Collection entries
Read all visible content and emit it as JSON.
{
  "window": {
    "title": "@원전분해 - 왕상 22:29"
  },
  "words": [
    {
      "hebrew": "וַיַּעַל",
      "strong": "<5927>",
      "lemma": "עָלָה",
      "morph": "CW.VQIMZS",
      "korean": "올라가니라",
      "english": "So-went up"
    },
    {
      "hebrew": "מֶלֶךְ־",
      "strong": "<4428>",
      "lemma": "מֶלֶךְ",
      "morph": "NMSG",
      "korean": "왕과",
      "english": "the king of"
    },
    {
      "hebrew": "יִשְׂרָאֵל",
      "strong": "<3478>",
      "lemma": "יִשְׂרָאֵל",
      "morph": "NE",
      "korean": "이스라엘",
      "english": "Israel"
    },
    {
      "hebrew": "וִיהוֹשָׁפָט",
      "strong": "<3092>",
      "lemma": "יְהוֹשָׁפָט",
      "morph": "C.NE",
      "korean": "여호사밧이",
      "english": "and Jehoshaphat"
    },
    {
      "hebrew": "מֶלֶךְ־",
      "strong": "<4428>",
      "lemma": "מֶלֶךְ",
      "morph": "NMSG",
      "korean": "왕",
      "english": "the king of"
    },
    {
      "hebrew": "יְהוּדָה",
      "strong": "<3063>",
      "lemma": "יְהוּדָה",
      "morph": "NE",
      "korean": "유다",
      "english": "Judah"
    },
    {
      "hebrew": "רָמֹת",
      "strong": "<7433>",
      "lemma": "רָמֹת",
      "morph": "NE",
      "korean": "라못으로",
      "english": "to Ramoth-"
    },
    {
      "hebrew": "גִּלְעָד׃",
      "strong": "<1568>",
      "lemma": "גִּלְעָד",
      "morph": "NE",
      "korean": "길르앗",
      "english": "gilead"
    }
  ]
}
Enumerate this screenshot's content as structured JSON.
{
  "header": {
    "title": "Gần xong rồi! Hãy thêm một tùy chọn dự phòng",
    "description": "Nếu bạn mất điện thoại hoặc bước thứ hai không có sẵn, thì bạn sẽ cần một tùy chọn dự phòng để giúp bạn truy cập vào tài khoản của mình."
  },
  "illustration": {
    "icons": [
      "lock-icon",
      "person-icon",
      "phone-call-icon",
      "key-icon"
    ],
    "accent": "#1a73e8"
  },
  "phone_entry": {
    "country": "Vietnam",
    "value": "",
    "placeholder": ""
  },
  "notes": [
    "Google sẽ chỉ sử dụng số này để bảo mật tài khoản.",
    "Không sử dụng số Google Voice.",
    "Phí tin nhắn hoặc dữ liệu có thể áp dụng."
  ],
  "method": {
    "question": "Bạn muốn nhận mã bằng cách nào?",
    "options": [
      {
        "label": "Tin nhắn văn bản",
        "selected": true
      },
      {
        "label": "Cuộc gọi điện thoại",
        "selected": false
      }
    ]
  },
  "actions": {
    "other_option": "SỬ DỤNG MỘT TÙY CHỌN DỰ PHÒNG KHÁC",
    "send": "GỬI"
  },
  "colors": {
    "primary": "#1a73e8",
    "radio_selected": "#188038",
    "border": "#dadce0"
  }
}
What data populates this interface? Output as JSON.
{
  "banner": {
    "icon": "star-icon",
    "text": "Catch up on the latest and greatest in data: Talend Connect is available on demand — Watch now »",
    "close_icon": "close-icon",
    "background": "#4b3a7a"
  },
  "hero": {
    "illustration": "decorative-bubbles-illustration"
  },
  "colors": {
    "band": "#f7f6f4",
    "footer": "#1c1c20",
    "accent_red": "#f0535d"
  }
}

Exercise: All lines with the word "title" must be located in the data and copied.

Result for this task:
    "title": "@원전분해 - 왕상 22:29"
    "title": "Gần xong rồi! Hãy thêm một tùy chọn dự phòng",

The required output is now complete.